What information do we have on testing for COVID-19?

There were numerous problems initially that limited the availability of viral test kits and the number of people being tested in the U.S. We cover those in a March 10 story “The Facts on Coronavirus Testing.”

On March 3, Vice President Mike Pence announced that “any American can be tested with no restrictions, subject to doctor’s order.”

The CDC now recommends that those experiencing COVID-19 symptoms — including fever, cough and shortness of breath — call their doctor if they have been in close contact” with someone who has tested positive for COVID-19 or are living in “a community where there is ongoing spread of COVID-19.”

Those at high risk, including the elderly and those with certain chronic medical conditions, should be tested “even if their illness is mild,” the CDC says. 

Although testing is now available in all 50 states, the number of U.S. residents who have been tested remains relatively small.

As of March 17, the CDC said that CDC and public health laboratories have tested fewer than 32,000 samples. (The CDC provides daily updates on the number of samples that have been tested.) In addition, commercial labs have tested another 27,000 samples, bringing the total to 59,000, Adm. Brett Giroir, an assistant health secretary, said on March 17.

At a March 18 press conference, coronavirus task force coordinator Birx said the government is placing a priority on testing in “regions that were mostly affected. And so you still may have difficulty getting tests in areas that do not have significant cases.”

When will there be a COVID-19 vaccine and an antiviral treatment?

Dr. Anthony Fauci, director of the National Institute of Allergy and Infectious Diseases, has said that a vaccine at best won’t be ready for “a year to a year-and-a-half” and won’t be available for the current epidemic.

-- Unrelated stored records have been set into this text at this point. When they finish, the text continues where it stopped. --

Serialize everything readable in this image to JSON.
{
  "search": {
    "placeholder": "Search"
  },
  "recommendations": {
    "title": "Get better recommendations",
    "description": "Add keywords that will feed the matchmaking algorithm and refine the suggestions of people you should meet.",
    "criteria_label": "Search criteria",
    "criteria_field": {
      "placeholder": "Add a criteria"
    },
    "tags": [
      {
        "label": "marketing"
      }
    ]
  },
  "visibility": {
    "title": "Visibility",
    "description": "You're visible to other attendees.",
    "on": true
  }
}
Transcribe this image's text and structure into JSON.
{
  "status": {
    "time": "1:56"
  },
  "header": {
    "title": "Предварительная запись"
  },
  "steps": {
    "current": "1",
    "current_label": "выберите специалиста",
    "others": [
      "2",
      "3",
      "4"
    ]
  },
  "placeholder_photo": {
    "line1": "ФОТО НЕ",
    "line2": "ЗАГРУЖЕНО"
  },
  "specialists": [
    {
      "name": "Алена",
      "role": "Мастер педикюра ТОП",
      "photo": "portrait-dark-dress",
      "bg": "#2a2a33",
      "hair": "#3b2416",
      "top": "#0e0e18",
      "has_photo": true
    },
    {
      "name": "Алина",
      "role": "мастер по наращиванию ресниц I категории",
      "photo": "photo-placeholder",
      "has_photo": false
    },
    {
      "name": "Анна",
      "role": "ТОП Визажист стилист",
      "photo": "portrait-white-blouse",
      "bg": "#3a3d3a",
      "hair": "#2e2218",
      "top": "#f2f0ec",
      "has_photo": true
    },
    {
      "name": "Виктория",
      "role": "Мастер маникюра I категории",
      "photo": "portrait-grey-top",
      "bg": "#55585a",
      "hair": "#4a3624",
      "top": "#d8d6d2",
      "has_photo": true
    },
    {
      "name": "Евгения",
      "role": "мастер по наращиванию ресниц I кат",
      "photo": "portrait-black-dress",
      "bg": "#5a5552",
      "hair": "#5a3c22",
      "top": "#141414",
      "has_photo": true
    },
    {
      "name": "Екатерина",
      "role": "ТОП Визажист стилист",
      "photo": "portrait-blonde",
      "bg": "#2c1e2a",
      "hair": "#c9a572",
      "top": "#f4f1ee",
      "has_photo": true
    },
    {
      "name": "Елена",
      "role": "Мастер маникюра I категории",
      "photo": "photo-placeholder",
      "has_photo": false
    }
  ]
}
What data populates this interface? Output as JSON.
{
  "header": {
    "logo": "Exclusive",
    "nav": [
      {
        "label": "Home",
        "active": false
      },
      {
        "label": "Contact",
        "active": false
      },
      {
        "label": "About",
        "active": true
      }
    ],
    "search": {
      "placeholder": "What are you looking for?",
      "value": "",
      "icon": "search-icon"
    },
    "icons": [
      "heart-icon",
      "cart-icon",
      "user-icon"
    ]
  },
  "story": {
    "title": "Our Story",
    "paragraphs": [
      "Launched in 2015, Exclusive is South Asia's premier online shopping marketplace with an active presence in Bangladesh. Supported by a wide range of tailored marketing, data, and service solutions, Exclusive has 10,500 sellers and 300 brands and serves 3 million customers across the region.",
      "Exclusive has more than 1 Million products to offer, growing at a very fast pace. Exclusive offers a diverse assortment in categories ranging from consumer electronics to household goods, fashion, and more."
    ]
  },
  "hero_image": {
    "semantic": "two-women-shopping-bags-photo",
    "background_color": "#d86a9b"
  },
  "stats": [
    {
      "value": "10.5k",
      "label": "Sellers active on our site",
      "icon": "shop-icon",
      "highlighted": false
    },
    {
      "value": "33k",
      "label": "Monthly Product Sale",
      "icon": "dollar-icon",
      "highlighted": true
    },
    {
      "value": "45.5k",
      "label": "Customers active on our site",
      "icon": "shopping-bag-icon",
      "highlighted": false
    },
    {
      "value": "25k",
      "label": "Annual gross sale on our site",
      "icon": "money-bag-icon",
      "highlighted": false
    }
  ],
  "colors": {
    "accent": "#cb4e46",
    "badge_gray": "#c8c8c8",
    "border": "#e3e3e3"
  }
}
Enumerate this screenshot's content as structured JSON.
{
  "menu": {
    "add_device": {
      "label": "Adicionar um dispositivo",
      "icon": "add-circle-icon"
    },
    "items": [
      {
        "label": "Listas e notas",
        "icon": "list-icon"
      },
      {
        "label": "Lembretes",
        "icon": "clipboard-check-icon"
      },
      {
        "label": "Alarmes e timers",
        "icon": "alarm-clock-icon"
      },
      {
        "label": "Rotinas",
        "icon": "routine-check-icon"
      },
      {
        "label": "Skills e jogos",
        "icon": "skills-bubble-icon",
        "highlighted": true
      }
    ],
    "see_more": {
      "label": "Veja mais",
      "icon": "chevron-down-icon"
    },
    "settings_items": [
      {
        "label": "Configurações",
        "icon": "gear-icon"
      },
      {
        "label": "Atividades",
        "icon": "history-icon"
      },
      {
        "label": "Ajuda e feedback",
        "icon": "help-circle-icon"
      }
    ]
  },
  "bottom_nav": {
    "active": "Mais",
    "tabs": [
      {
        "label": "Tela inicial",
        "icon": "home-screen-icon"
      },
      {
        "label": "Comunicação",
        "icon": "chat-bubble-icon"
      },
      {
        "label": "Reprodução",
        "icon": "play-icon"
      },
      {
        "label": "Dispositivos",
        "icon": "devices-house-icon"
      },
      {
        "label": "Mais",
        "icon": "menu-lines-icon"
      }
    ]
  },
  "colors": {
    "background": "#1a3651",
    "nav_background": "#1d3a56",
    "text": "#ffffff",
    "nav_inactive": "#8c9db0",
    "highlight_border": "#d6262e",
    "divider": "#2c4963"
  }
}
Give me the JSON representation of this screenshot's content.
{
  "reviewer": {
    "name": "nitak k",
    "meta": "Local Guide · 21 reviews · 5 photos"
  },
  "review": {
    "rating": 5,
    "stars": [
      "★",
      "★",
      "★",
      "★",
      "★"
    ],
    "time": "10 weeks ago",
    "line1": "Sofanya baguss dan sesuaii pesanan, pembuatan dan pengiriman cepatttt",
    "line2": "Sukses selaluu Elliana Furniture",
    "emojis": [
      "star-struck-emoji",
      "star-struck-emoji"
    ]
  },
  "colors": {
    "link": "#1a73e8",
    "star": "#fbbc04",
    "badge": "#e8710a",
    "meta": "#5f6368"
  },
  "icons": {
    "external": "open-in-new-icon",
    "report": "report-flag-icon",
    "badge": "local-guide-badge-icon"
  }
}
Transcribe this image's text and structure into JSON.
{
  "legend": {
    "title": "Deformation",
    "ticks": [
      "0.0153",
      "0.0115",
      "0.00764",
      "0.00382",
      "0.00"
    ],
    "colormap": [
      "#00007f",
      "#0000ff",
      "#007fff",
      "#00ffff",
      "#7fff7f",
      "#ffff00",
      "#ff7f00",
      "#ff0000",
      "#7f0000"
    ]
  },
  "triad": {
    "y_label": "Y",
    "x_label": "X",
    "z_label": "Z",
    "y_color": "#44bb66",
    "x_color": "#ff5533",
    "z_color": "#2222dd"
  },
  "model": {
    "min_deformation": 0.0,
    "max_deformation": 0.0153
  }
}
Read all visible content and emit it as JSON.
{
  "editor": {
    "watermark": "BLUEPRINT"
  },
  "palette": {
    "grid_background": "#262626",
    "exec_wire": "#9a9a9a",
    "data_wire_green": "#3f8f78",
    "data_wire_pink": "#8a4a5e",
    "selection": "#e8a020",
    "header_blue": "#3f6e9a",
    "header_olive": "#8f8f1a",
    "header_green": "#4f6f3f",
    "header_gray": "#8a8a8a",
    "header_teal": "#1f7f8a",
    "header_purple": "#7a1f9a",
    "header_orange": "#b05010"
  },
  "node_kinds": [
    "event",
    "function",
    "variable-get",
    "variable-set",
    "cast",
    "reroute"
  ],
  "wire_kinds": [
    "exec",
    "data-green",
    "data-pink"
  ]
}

“We can’t rely on a vaccine over the next several months to a year,” Fauci said at a Feb. 27 White House press conference. “However, if this virus, which we have every reason to believe it is quite conceivable that it will happen, will go beyond just a season and come back and recycle next year. If that’s the case, we hope to have a vaccine.”

On March 16, the National Institutes of Health announced that a Phase 1 clinical trial has begun at Kaiser Permanente Washington Health Research Institute in Seattle. The trial will involve 45 healthy adults ages 18 to 55 over a six-week period, NIH said.

But that is just the first phase of a lengthy process to make sure that the vaccine is effective and safe to use, as Fauci explained at a Feb. 25 press conference.

“[Y]ou need at least three to four months to determine if it’s safe and whether it induces the kind of response that you would predict will be protective,” Fauci said of the Phase 1 trial. “Once you do that you graduate to a much larger trial.”

A Phase 2 trial would involve “hundreds if not thousands of individuals to determine efficacy,” Fauci said. “That itself, even at rocket speed, would take at least an additional six to eight months. So when you are talking about the availability of a vaccine even to scale it up you’re talking about a year to a year-and-a-half.

As for an antiviral treatment, one could be ready by June at the earliest, officials say.

NIH announced on Feb. 25 that it had begun a “randomized, controlled clinical trial to evaluate the safety and efficacy of the investigational antiviral remdesivir in hospitalized adults diagnosed with coronavirus disease 2019 (COVID-19)” at the University of Nebraska.

“Remdesivir, developed by Gilead Sciences Inc., is an investigational broad-spectrum antiviral treatment,” NIH said in a press release. “It was previously tested in humans with Ebola virus disease and has shown promise in animal models for treating Middle East respiratory syndrome (MERS) and severe acute respiratory syndrome (SARS), which are caused by other coronaviruses.”

Daniel O’Day, chairman and CEO of Gilead Sciences, said at a March 2 White House meeting that the company hopes to know by April if the drug works. Fauci said “if the trial that Daniel is talking about proves efficacy, which you likely might know in a few months whether it’s … effective or not. If you know by June that it’s effective, then you just scale up and manufacture it, and you’re good to go.”

— by Jessica McDonald, Lori Robertson, Eugene Kiely, Robert Farley, Rem Rieder and D’Angelo Gore